maandag 26 mei 2008

European Scops Owl (Otus scops)

It was 11.00 p.m. when I got the first telephone call, I didn't even noticed it. The second and third call came by 11.15 p.m. The calls were made by two brothers and great friends. I wasn't very disturbed since they are able to call me for almost any small thing in the middle of the night. Probably a mouse, or a young Tawny owl or maybe they were playing some kind of practical joke on me... I was tired and decided to call them back tomorrow. Then, when I got the fourth call by another birder (Rein), I knew things were serious. When I picked up the phone he told me there was a European Scops owl calling at only 10 kilometres from my home! Amazing, but was it really this species? And how did I get there?

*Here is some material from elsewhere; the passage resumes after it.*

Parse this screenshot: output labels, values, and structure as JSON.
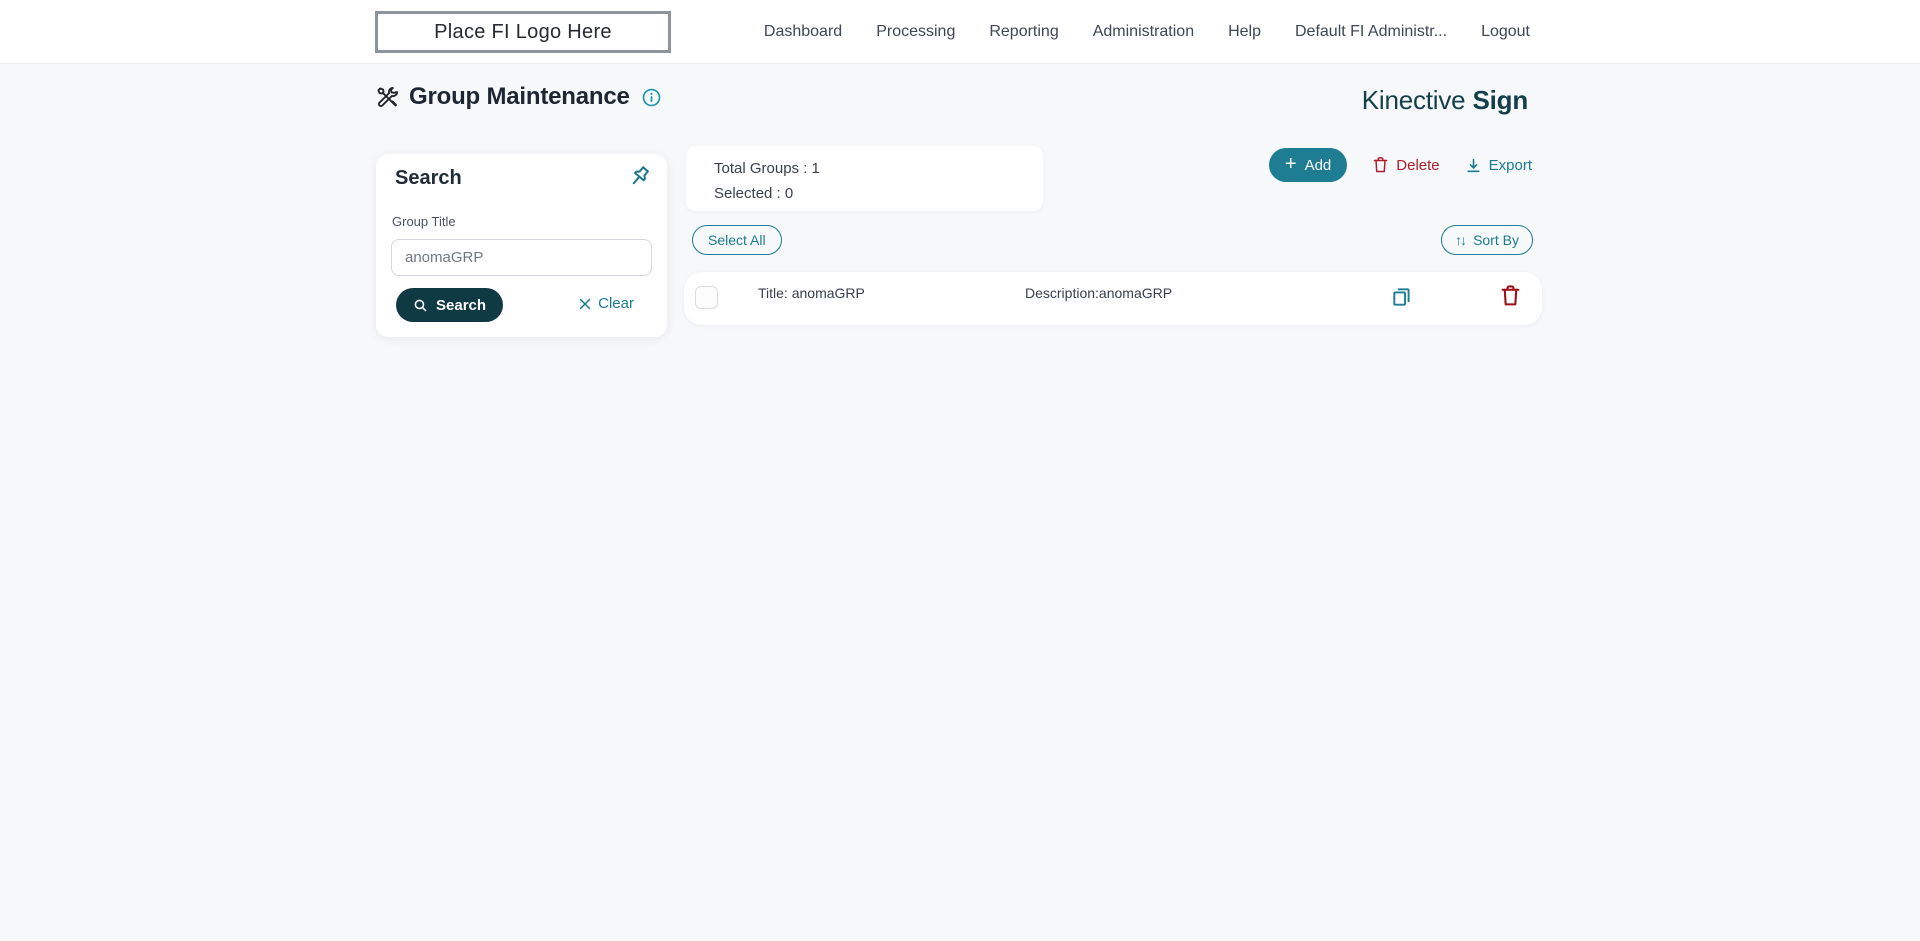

I was suspicious: two years ago some of my friends made the classical mistake in identifying nocturnal nature sounds. They mistakenly took the sound of a Midwife toad Alytes obstetricans for an European Scops Owl. How could you mistaken the sound of an owl with that of a toad, I hear you think? Well, the sounds are very similar and I must admit there were also some extenuating circumstances:
-When they heard the sound, they just returned from a long night of birdwatching and were very tired,
-they weren't aware of a feral population of Midwife toads which was close to the location of the discovered sound, no excuse off course ;-)
-There were a couple of toads present. This made the sound look as if it was moving: One toad could be calling for a few minutes, fell quiet and another toad 10 meters away would start calling.
-They saw something flying (whatever it was, it probably wasn't a scops owl...)

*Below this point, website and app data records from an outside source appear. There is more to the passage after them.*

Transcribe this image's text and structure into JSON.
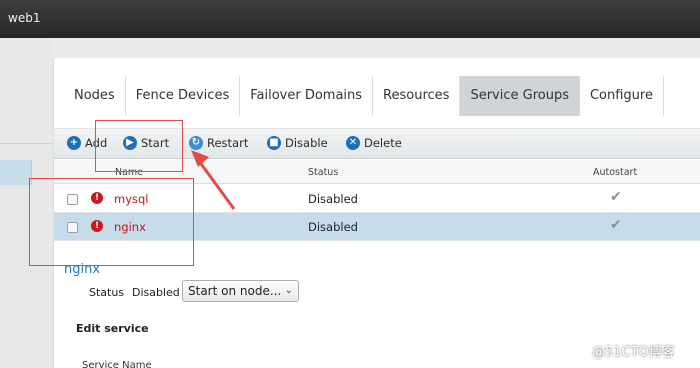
{
  "app": {
    "title": "web1"
  },
  "tabs": [
    {
      "label": "Nodes"
    },
    {
      "label": "Fence Devices"
    },
    {
      "label": "Failover Domains"
    },
    {
      "label": "Resources"
    },
    {
      "label": "Service Groups"
    },
    {
      "label": "Configure"
    }
  ],
  "toolbar": {
    "add_label": "Add",
    "start_label": "Start",
    "restart_label": "Restart",
    "disable_label": "Disable",
    "delete_label": "Delete"
  },
  "table": {
    "headers": [
      "Name",
      "Status",
      "Autostart"
    ],
    "rows": [
      {
        "name": "mysql",
        "status": "Disabled",
        "autostart": "✔"
      },
      {
        "name": "nginx",
        "status": "Disabled",
        "autostart": "✔"
      }
    ]
  },
  "detail": {
    "service_name": "nginx",
    "status_label": "Status",
    "status_value": "Disabled",
    "action_select": "Start on node...",
    "edit_title": "Edit  service",
    "field_label": "Service  Name"
  },
  "colors": {
    "accent": "#1d6fb8",
    "error": "#c0191b",
    "selected_row": "#c7dce9",
    "annotation": "#e44a4a"
  },
  "watermark": "@51CTO博客"
}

The sighting fooled experienced Dutch birdwatchers, even people who had experience with both species (toad and owl) abroad, so be aware! The next day, the truth was revealed, when we arrived, we saw a nice midwife toad walking through the grass in the sandy dune, although it wasn't a Scops owl, I liked it anyway since I had never seen an adult Midwife toad before. I've heard (I'm not sure whether it is just rumours or whether it is really true), that there are apparently even Birdsound cd's with recordings of Midwife toads in stead of the Scops owl (the species they claim to have recorded), so even learning from cd's might give you the wrong ID. The picture is from that second day, photographer is Maarten Wielstra. If you want to learn more about confusingly similar animal sounds, read this interesting article:
Insect, Amphibian or Bird? British bird, 77, No. 3, March 1984
(link will only work for a week, after that period, you have to search for it in a library or subscribe to British Birds)

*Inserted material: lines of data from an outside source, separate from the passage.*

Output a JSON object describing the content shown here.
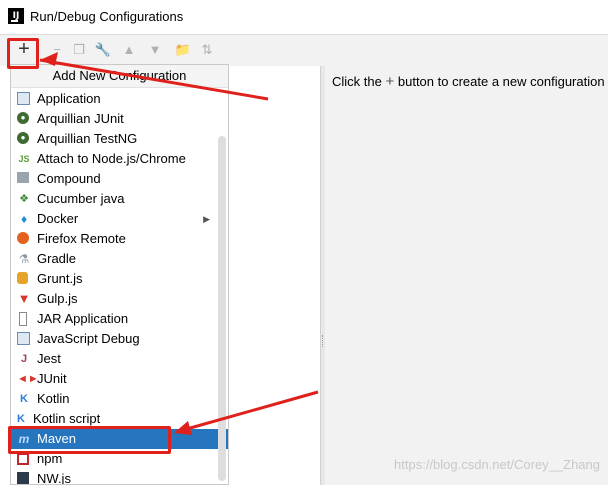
{
  "window": {
    "title": "Run/Debug Configurations",
    "app_icon": "IJ"
  },
  "toolbar": {
    "add_label": "+",
    "icons": [
      "remove-icon",
      "copy-icon",
      "wrench-icon",
      "move-up-icon",
      "move-down-icon",
      "folder-icon",
      "sort-icon"
    ]
  },
  "popup": {
    "header": "Add New Configuration",
    "items": [
      {
        "label": "Application",
        "icon": "application-icon"
      },
      {
        "label": "Arquillian JUnit",
        "icon": "arquillian-icon"
      },
      {
        "label": "Arquillian TestNG",
        "icon": "arquillian-icon"
      },
      {
        "label": "Attach to Node.js/Chrome",
        "icon": "nodejs-icon"
      },
      {
        "label": "Compound",
        "icon": "compound-icon"
      },
      {
        "label": "Cucumber java",
        "icon": "cucumber-icon"
      },
      {
        "label": "Docker",
        "icon": "docker-icon",
        "submenu": true
      },
      {
        "label": "Firefox Remote",
        "icon": "firefox-icon"
      },
      {
        "label": "Gradle",
        "icon": "gradle-icon"
      },
      {
        "label": "Grunt.js",
        "icon": "grunt-icon"
      },
      {
        "label": "Gulp.js",
        "icon": "gulp-icon"
      },
      {
        "label": "JAR Application",
        "icon": "jar-icon"
      },
      {
        "label": "JavaScript Debug",
        "icon": "js-debug-icon"
      },
      {
        "label": "Jest",
        "icon": "jest-icon"
      },
      {
        "label": "JUnit",
        "icon": "junit-icon"
      },
      {
        "label": "Kotlin",
        "icon": "kotlin-icon"
      },
      {
        "label": "Kotlin script",
        "icon": "kotlin-icon"
      },
      {
        "label": "Maven",
        "icon": "maven-icon",
        "selected": true
      },
      {
        "label": "npm",
        "icon": "npm-icon"
      },
      {
        "label": "NW.js",
        "icon": "nwjs-icon"
      }
    ]
  },
  "right_pane": {
    "hint_before": "Click the",
    "hint_plus": "+",
    "hint_after": "button to create a new configuration"
  },
  "watermark": "https://blog.csdn.net/Corey__Zhang",
  "colors": {
    "selection": "#2675bf",
    "annotation_red": "#e0201b"
  }
}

So what about this new sighting? News spread quickly and within a few minutes transport was arranged. I got another phone call, a sleepy voice at the other end of the line: "Hi, they called me out of bed, I'm putting on my clothes now and I'll be at your place as soon as possible. It was hard to explain to my girlfriend, she'll probably never understand it, but I was able to get her car anyway. Be ready!"
Then another phone call of a friend (Maarten) who was already at the spot: "Wouter, it's the real thing!!" he said. I could even hear the bird calling through the telephone. When we arrived, there were about 30 people present. Mainly local birdwatchers. It looked ridiculous: 30 people, mainly men, staring with their binoculars in the dark, talking with lowered voices and pointing with their microphones to a ...tree...
No pictures this time, but this is what we heard:
A fantastic scops owl! Apparently the bird was already present since the 12th of May. Residents heard already for a couple of days some kind of alarm... So it's not only Midwife toads that can be confusing.

The next day there were a little more people than the 30 I described above... About 300 (!) people came to visit the Scops Owl:

The European Scops Owl breeds in Southern Europe, North Africa and parts of Asia. In the Netherlands there are about 7 previous records of which 3 were found dead and 2 were caught. This was only the second twitchable bird for the Netherlands, the last twitchable bird was already ten years ago, so it is still a true vagrant. However it is a species that's supposed to benefit from Global warming and it is thought to expand it's breeding territory northwards. So maybe we can expect this species more often in the oncoming years.

Geen opmerkingen: